Where does the string "备份站点" occur in the records? Copy each line that holds it.

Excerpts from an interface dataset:
=-=-=
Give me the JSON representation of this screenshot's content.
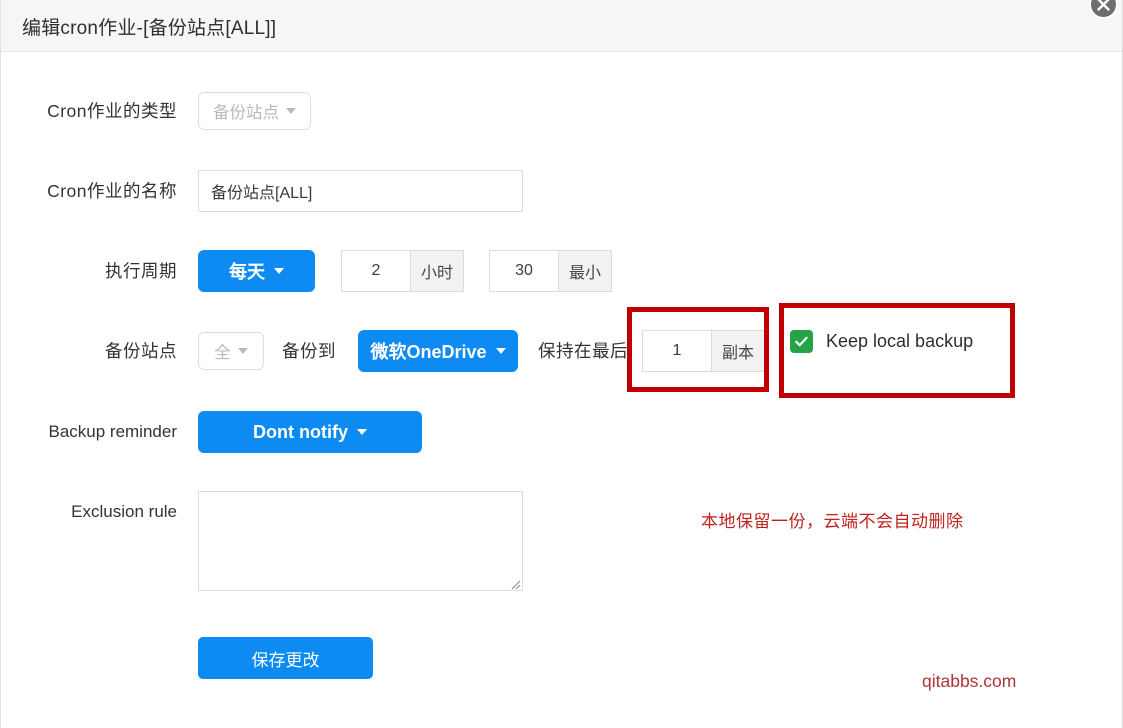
{
  "header": {
    "title": "编辑cron作业-[备份站点[ALL]]",
    "close_icon": "close-icon"
  },
  "form": {
    "cron_type": {
      "label": "Cron作业的类型",
      "value": "备份站点",
      "disabled": true
    },
    "cron_name": {
      "label": "Cron作业的名称",
      "value": "备份站点[ALL]",
      "placeholder": ""
    },
    "schedule": {
      "label": "执行周期",
      "period_value": "每天",
      "hour_value": "2",
      "hour_unit": "小时",
      "minute_value": "30",
      "minute_unit": "最小"
    },
    "backup_site": {
      "label": "备份站点",
      "site_value": "全",
      "backup_to_label": "备份到",
      "destination_value": "微软OneDrive",
      "keep_last_label": "保持在最后",
      "copies_value": "1",
      "copies_unit": "副本",
      "keep_local_label": "Keep local backup",
      "keep_local_checked": true
    },
    "backup_reminder": {
      "label": "Backup reminder",
      "value": "Dont notify"
    },
    "exclusion_rule": {
      "label": "Exclusion rule",
      "value": "",
      "placeholder": ""
    },
    "save_button": "保存更改"
  },
  "annotations": {
    "note_text": "本地保留一份，云端不会自动删除",
    "watermark": "qitabbs.com",
    "box_color": "#c00000"
  }
}
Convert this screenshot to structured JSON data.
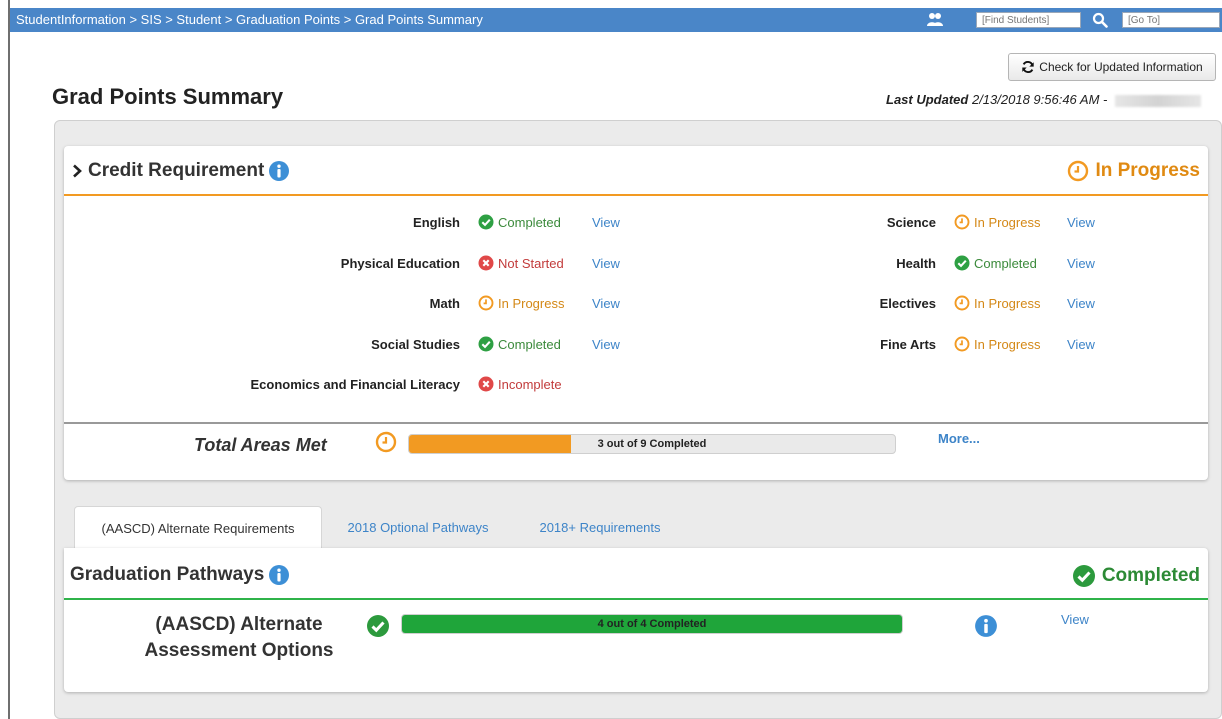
{
  "topbar": {
    "breadcrumb": "StudentInformation > SIS > Student > Graduation Points > Grad Points Summary",
    "find_placeholder": "[Find Students]",
    "goto_placeholder": "[Go To]"
  },
  "header": {
    "title": "Grad Points Summary",
    "refresh_label": "Check for Updated Information",
    "last_updated_label": "Last Updated",
    "last_updated_value": "2/13/2018 9:56:46 AM -"
  },
  "credit": {
    "title": "Credit Requirement",
    "status": "In Progress",
    "left_rows": [
      {
        "label": "English",
        "status": "Completed",
        "view": "View"
      },
      {
        "label": "Physical Education",
        "status": "Not Started",
        "view": "View"
      },
      {
        "label": "Math",
        "status": "In Progress",
        "view": "View"
      },
      {
        "label": "Social Studies",
        "status": "Completed",
        "view": "View"
      },
      {
        "label": "Economics and Financial Literacy",
        "status": "Incomplete",
        "view": ""
      }
    ],
    "right_rows": [
      {
        "label": "Science",
        "status": "In Progress",
        "view": "View"
      },
      {
        "label": "Health",
        "status": "Completed",
        "view": "View"
      },
      {
        "label": "Electives",
        "status": "In Progress",
        "view": "View"
      },
      {
        "label": "Fine Arts",
        "status": "In Progress",
        "view": "View"
      }
    ],
    "total_label": "Total Areas Met",
    "progress_text": "3 out of 9 Completed",
    "progress_fraction": 0.333,
    "more_label": "More..."
  },
  "tabs": [
    {
      "label": "(AASCD) Alternate Requirements",
      "active": true
    },
    {
      "label": "2018 Optional Pathways",
      "active": false
    },
    {
      "label": "2018+ Requirements",
      "active": false
    }
  ],
  "pathways": {
    "title": "Graduation Pathways",
    "status": "Completed",
    "item_label": "(AASCD) Alternate Assessment Options",
    "progress_text": "4 out of 4 Completed",
    "progress_fraction": 1.0,
    "view_label": "View"
  },
  "colors": {
    "topbar": "#4a86c8",
    "in_progress": "#f29a22",
    "completed": "#2fb34a",
    "not_started": "#e04848",
    "link": "#3d84c8"
  }
}
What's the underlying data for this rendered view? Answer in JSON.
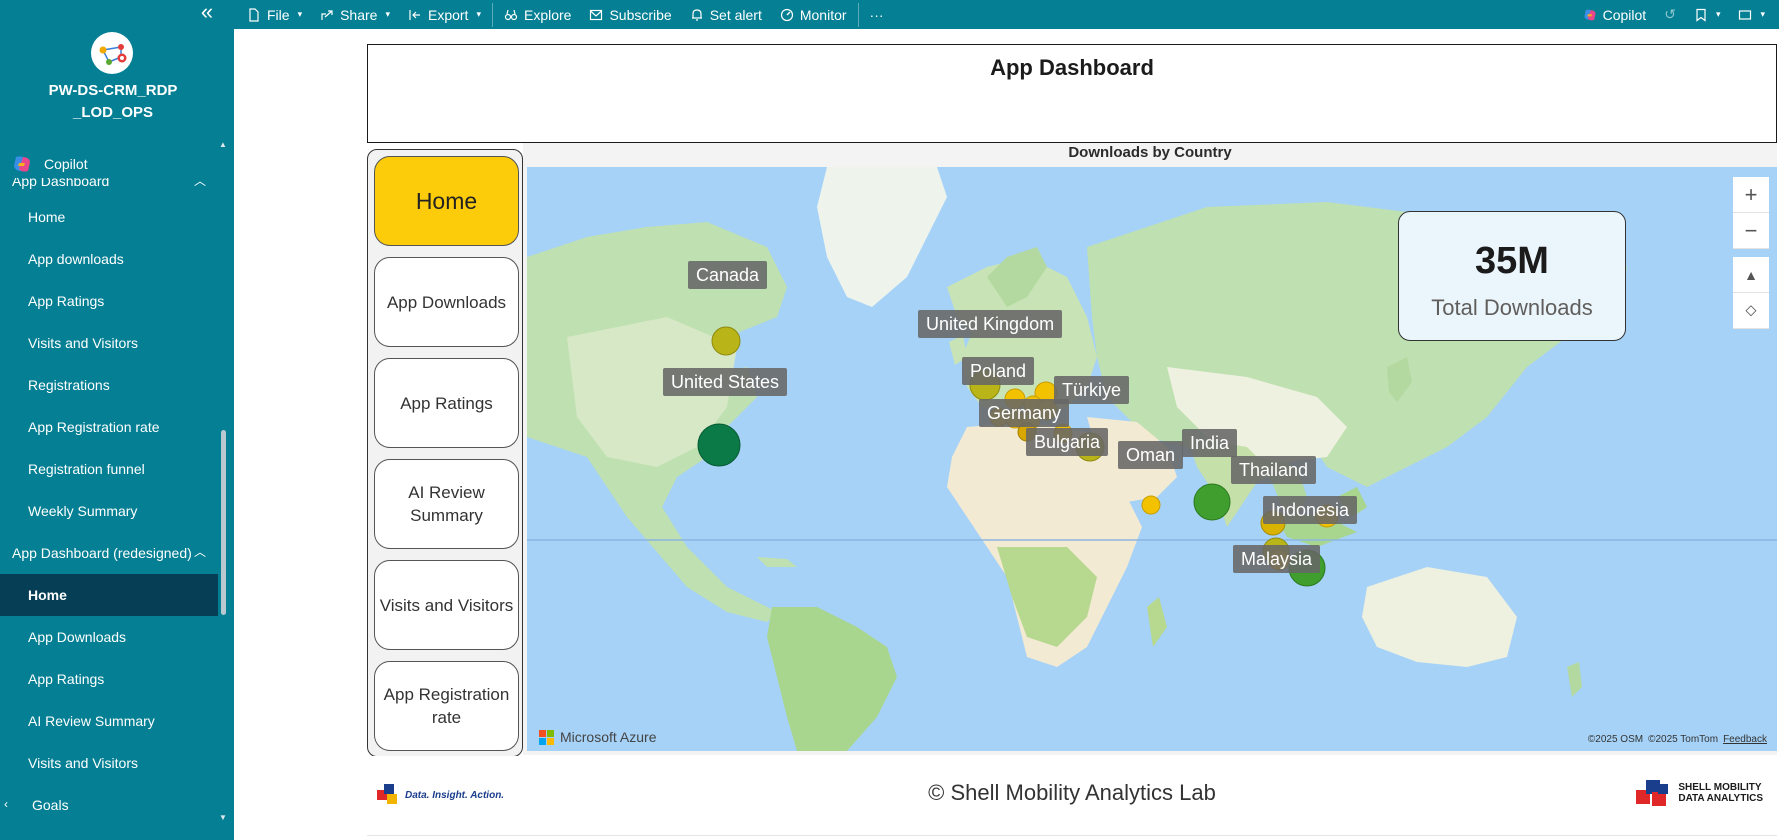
{
  "workspace": {
    "name": "PW-DS-CRM_RDP_LOD_OPS",
    "copilot_label": "Copilot"
  },
  "nav": {
    "section1": {
      "title": "App Dashboard",
      "items": [
        "Home",
        "App downloads",
        "App Ratings",
        "Visits and Visitors",
        "Registrations",
        "App Registration rate",
        "Registration funnel",
        "Weekly Summary"
      ]
    },
    "section2": {
      "title": "App Dashboard (redesigned)",
      "items": [
        "Home",
        "App Downloads",
        "App Ratings",
        "AI Review Summary",
        "Visits and Visitors"
      ],
      "active_item": "Home"
    },
    "section3": {
      "title": "Goals"
    }
  },
  "toolbar": {
    "file": "File",
    "share": "Share",
    "export": "Export",
    "explore": "Explore",
    "subscribe": "Subscribe",
    "set_alert": "Set alert",
    "monitor": "Monitor",
    "more": "···",
    "copilot": "Copilot"
  },
  "report": {
    "title": "App Dashboard",
    "page_buttons": [
      "Home",
      "App Downloads",
      "App Ratings",
      "AI Review Summary",
      "Visits and Visitors",
      "App Registration rate"
    ],
    "active_page": "Home",
    "map": {
      "title": "Downloads by Country",
      "countries": [
        "Canada",
        "United Kingdom",
        "Poland",
        "United States",
        "Türkiye",
        "Germany",
        "Bulgaria",
        "Oman",
        "India",
        "Thailand",
        "Indonesia",
        "Malaysia"
      ],
      "attribution": "Microsoft Azure",
      "credits": [
        "©2025 OSM",
        "©2025 TomTom"
      ],
      "feedback": "Feedback",
      "bubble_colors": {
        "low": "#f2c200",
        "mid": "#b9b518",
        "high_green": "#3f9e2e",
        "top": "#0b7a47"
      }
    },
    "kpi": {
      "value": "35M",
      "label": "Total Downloads"
    },
    "footer": {
      "copyright": "© Shell Mobility Analytics Lab",
      "left_logo_tag": "Data. Insight. Action.",
      "right_logo_line1": "SHELL MOBILITY",
      "right_logo_line2": "DATA ANALYTICS"
    }
  },
  "theme": {
    "teal": "#047f93",
    "nav_active": "#063e56",
    "accent_yellow": "#fccc0a"
  }
}
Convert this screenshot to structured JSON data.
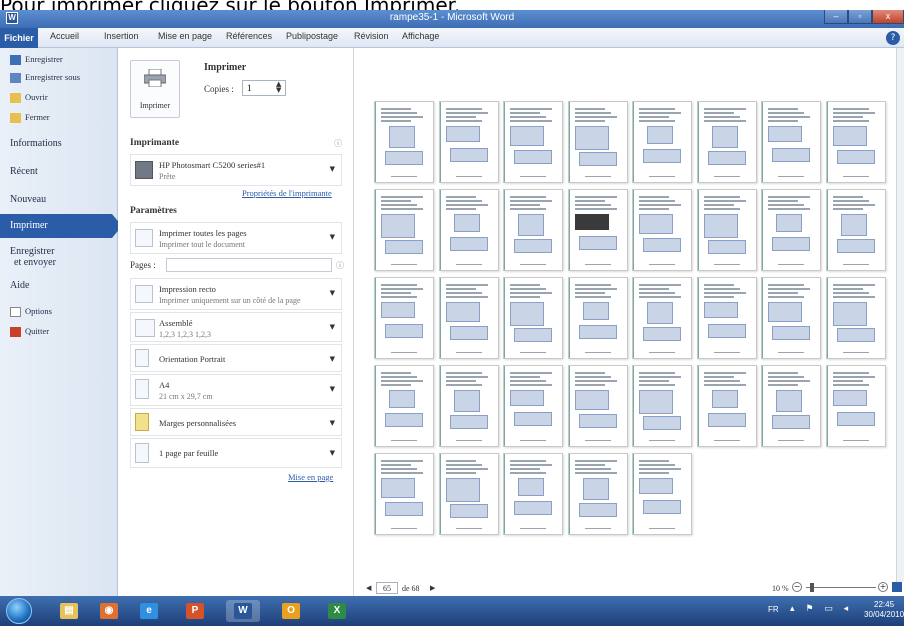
{
  "caption": "Pour imprimer cliquez sur le bouton Imprimer.",
  "window": {
    "title": "rampe35-1 - Microsoft Word",
    "app_letter": "W",
    "min": "–",
    "max": "▫",
    "close": "x"
  },
  "ribbon": {
    "tabs": [
      "Fichier",
      "Accueil",
      "Insertion",
      "Mise en page",
      "Références",
      "Publipostage",
      "Révision",
      "Affichage"
    ],
    "help": "?"
  },
  "nav": {
    "save": "Enregistrer",
    "save_as": "Enregistrer sous",
    "open": "Ouvrir",
    "close": "Fermer",
    "info": "Informations",
    "recent": "Récent",
    "new": "Nouveau",
    "print": "Imprimer",
    "send_1": "Enregistrer",
    "send_2": "et envoyer",
    "help": "Aide",
    "options": "Options",
    "quit": "Quitter"
  },
  "print_panel": {
    "button_label": "Imprimer",
    "title": "Imprimer",
    "copies_label": "Copies :",
    "copies_value": "1",
    "printer_head": "Imprimante",
    "printer_name": "HP Photosmart C5200 series#1",
    "printer_status": "Prête",
    "printer_props": "Propriétés de l'imprimante",
    "params_head": "Paramètres",
    "range_main": "Imprimer toutes les pages",
    "range_sub": "Imprimer tout le document",
    "pages_label": "Pages :",
    "pages_value": "",
    "sides_main": "Impression recto",
    "sides_sub": "Imprimer uniquement sur un côté de la page",
    "collate_main": "Assemblé",
    "collate_sub": "1,2,3   1,2,3   1,2,3",
    "orientation": "Orientation Portrait",
    "paper_main": "A4",
    "paper_sub": "21 cm x 29,7 cm",
    "margins": "Marges personnalisées",
    "per_sheet": "1 page par feuille",
    "page_setup": "Mise en page"
  },
  "status": {
    "current_page": "65",
    "total": "de 68",
    "zoom": "10 %"
  },
  "tray": {
    "lang": "FR",
    "time": "22:45",
    "date": "30/04/2010"
  },
  "taskbar_apps": [
    {
      "name": "explorer",
      "glyph": "▤",
      "color": "#e6c25a"
    },
    {
      "name": "media",
      "glyph": "◉",
      "color": "#e07030"
    },
    {
      "name": "ie",
      "glyph": "e",
      "color": "#2f8fe0"
    },
    {
      "name": "powerpoint",
      "glyph": "P",
      "color": "#d4532a"
    },
    {
      "name": "word",
      "glyph": "W",
      "color": "#2b579a"
    },
    {
      "name": "outlook",
      "glyph": "O",
      "color": "#e8a020"
    },
    {
      "name": "excel",
      "glyph": "X",
      "color": "#2e8b45"
    }
  ]
}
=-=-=
● RESPONSE TO THE TASK:
    "title": "编辑cron作业-[备份站点[ALL]]",
      "value": "备份站点",
      "value": "备份站点[ALL]",
      "label": "备份站点",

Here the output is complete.